**PROBLEM REQUIREMENTS**
Give the data again exactly as it is written.

BEGIN DATA IN THIS EXERCISE

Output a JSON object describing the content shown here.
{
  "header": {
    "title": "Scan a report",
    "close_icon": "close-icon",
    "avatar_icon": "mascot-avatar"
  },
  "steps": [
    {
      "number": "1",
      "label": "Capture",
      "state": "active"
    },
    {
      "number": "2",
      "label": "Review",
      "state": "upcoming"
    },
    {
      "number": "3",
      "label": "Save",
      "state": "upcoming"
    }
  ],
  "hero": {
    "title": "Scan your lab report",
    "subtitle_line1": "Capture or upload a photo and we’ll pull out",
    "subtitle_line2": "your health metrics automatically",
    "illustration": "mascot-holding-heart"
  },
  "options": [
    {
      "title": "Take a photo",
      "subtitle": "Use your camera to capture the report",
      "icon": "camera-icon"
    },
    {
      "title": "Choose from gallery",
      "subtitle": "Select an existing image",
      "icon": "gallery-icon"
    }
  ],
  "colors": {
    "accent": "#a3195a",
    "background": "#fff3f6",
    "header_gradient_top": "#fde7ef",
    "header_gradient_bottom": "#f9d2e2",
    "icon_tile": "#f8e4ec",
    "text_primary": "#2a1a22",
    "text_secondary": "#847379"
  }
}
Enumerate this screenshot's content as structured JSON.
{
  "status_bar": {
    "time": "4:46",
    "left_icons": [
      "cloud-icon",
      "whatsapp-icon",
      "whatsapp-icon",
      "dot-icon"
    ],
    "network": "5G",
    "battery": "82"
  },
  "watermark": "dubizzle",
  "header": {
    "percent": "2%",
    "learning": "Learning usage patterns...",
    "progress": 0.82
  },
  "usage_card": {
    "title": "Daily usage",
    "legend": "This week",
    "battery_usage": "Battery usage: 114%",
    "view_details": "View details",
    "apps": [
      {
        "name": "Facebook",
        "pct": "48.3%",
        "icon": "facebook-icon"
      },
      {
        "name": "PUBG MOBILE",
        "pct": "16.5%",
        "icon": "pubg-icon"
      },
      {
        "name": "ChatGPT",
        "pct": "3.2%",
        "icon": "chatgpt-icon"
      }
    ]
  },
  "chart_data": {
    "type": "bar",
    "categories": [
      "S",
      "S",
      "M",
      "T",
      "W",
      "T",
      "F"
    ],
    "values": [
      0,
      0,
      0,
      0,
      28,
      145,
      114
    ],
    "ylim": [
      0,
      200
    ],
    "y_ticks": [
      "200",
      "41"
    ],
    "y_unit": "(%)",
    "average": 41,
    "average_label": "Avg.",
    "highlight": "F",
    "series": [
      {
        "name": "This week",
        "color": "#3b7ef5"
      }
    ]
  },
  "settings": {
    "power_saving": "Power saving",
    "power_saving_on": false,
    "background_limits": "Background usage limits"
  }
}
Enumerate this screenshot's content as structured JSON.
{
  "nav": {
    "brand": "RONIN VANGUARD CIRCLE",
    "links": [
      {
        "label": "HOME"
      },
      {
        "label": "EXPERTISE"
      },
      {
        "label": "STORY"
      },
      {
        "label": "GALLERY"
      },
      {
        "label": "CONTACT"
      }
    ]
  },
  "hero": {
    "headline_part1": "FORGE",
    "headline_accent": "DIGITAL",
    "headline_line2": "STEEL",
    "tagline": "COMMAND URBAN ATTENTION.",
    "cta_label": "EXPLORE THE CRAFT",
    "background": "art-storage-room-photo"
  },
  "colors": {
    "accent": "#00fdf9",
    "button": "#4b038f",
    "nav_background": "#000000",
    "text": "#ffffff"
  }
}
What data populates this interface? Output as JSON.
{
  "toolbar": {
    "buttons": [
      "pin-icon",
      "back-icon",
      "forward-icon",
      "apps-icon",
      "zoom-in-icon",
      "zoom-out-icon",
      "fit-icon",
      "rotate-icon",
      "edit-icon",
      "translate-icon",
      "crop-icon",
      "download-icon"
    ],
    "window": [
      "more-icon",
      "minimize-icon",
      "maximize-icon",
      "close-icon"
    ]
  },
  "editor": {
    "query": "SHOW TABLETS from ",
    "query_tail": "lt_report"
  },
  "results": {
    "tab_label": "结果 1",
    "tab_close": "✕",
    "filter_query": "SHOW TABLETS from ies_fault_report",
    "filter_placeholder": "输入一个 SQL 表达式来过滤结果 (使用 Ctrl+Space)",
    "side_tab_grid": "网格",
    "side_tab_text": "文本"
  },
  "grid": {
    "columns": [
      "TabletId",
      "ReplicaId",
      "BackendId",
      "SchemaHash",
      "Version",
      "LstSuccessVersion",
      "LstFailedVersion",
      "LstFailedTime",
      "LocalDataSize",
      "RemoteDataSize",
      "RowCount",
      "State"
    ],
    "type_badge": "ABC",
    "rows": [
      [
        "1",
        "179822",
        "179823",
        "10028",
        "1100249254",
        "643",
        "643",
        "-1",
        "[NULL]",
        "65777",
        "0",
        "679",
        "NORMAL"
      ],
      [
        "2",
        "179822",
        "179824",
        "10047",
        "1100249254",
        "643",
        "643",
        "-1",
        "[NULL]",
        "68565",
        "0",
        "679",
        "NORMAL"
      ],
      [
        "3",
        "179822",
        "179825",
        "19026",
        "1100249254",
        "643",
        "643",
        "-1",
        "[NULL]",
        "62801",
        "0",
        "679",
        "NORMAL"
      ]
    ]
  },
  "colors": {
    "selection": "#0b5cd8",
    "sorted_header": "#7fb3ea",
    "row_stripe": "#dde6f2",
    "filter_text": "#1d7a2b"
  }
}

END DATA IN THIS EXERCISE

**WRITTEN SOLUTION**
Output a JSON object describing the content shown here.
{
  "header": {
    "title": "Scan a report",
    "close_icon": "close-icon",
    "avatar_icon": "mascot-avatar"
  },
  "steps": [
    {
      "number": "1",
      "label": "Capture",
      "state": "active"
    },
    {
      "number": "2",
      "label": "Review",
      "state": "upcoming"
    },
    {
      "number": "3",
      "label": "Save",
      "state": "upcoming"
    }
  ],
  "hero": {
    "title": "Scan your lab report",
    "subtitle_line1": "Capture or upload a photo and we’ll pull out",
    "subtitle_line2": "your health metrics automatically",
    "illustration": "mascot-holding-heart"
  },
  "options": [
    {
      "title": "Take a photo",
      "subtitle": "Use your camera to capture the report",
      "icon": "camera-icon"
    },
    {
      "title": "Choose from gallery",
      "subtitle": "Select an existing image",
      "icon": "gallery-icon"
    }
  ],
  "colors": {
    "accent": "#a3195a",
    "background": "#fff3f6",
    "header_gradient_top": "#fde7ef",
    "header_gradient_bottom": "#f9d2e2",
    "icon_tile": "#f8e4ec",
    "text_primary": "#2a1a22",
    "text_secondary": "#847379"
  }
}
Enumerate this screenshot's content as structured JSON.
{
  "status_bar": {
    "time": "4:46",
    "left_icons": [
      "cloud-icon",
      "whatsapp-icon",
      "whatsapp-icon",
      "dot-icon"
    ],
    "network": "5G",
    "battery": "82"
  },
  "watermark": "dubizzle",
  "header": {
    "percent": "2%",
    "learning": "Learning usage patterns...",
    "progress": 0.82
  },
  "usage_card": {
    "title": "Daily usage",
    "legend": "This week",
    "battery_usage": "Battery usage: 114%",
    "view_details": "View details",
    "apps": [
      {
        "name": "Facebook",
        "pct": "48.3%",
        "icon": "facebook-icon"
      },
      {
        "name": "PUBG MOBILE",
        "pct": "16.5%",
        "icon": "pubg-icon"
      },
      {
        "name": "ChatGPT",
        "pct": "3.2%",
        "icon": "chatgpt-icon"
      }
    ]
  },
  "chart_data": {
    "type": "bar",
    "categories": [
      "S",
      "S",
      "M",
      "T",
      "W",
      "T",
      "F"
    ],
    "values": [
      0,
      0,
      0,
      0,
      28,
      145,
      114
    ],
    "ylim": [
      0,
      200
    ],
    "y_ticks": [
      "200",
      "41"
    ],
    "y_unit": "(%)",
    "average": 41,
    "average_label": "Avg.",
    "highlight": "F",
    "series": [
      {
        "name": "This week",
        "color": "#3b7ef5"
      }
    ]
  },
  "settings": {
    "power_saving": "Power saving",
    "power_saving_on": false,
    "background_limits": "Background usage limits"
  }
}
Enumerate this screenshot's content as structured JSON.
{
  "nav": {
    "brand": "RONIN VANGUARD CIRCLE",
    "links": [
      {
        "label": "HOME"
      },
      {
        "label": "EXPERTISE"
      },
      {
        "label": "STORY"
      },
      {
        "label": "GALLERY"
      },
      {
        "label": "CONTACT"
      }
    ]
  },
  "hero": {
    "headline_part1": "FORGE",
    "headline_accent": "DIGITAL",
    "headline_line2": "STEEL",
    "tagline": "COMMAND URBAN ATTENTION.",
    "cta_label": "EXPLORE THE CRAFT",
    "background": "art-storage-room-photo"
  },
  "colors": {
    "accent": "#00fdf9",
    "button": "#4b038f",
    "nav_background": "#000000",
    "text": "#ffffff"
  }
}
What data populates this interface? Output as JSON.
{
  "toolbar": {
    "buttons": [
      "pin-icon",
      "back-icon",
      "forward-icon",
      "apps-icon",
      "zoom-in-icon",
      "zoom-out-icon",
      "fit-icon",
      "rotate-icon",
      "edit-icon",
      "translate-icon",
      "crop-icon",
      "download-icon"
    ],
    "window": [
      "more-icon",
      "minimize-icon",
      "maximize-icon",
      "close-icon"
    ]
  },
  "editor": {
    "query": "SHOW TABLETS from ",
    "query_tail": "lt_report"
  },
  "results": {
    "tab_label": "结果 1",
    "tab_close": "✕",
    "filter_query": "SHOW TABLETS from ies_fault_report",
    "filter_placeholder": "输入一个 SQL 表达式来过滤结果 (使用 Ctrl+Space)",
    "side_tab_grid": "网格",
    "side_tab_text": "文本"
  },
  "grid": {
    "columns": [
      "TabletId",
      "ReplicaId",
      "BackendId",
      "SchemaHash",
      "Version",
      "LstSuccessVersion",
      "LstFailedVersion",
      "LstFailedTime",
      "LocalDataSize",
      "RemoteDataSize",
      "RowCount",
      "State"
    ],
    "type_badge": "ABC",
    "rows": [
      [
        "1",
        "179822",
        "179823",
        "10028",
        "1100249254",
        "643",
        "643",
        "-1",
        "[NULL]",
        "65777",
        "0",
        "679",
        "NORMAL"
      ],
      [
        "2",
        "179822",
        "179824",
        "10047",
        "1100249254",
        "643",
        "643",
        "-1",
        "[NULL]",
        "68565",
        "0",
        "679",
        "NORMAL"
      ],
      [
        "3",
        "179822",
        "179825",
        "19026",
        "1100249254",
        "643",
        "643",
        "-1",
        "[NULL]",
        "62801",
        "0",
        "679",
        "NORMAL"
      ]
    ]
  },
  "colors": {
    "selection": "#0b5cd8",
    "sorted_header": "#7fb3ea",
    "row_stripe": "#dde6f2",
    "filter_text": "#1d7a2b"
  }
}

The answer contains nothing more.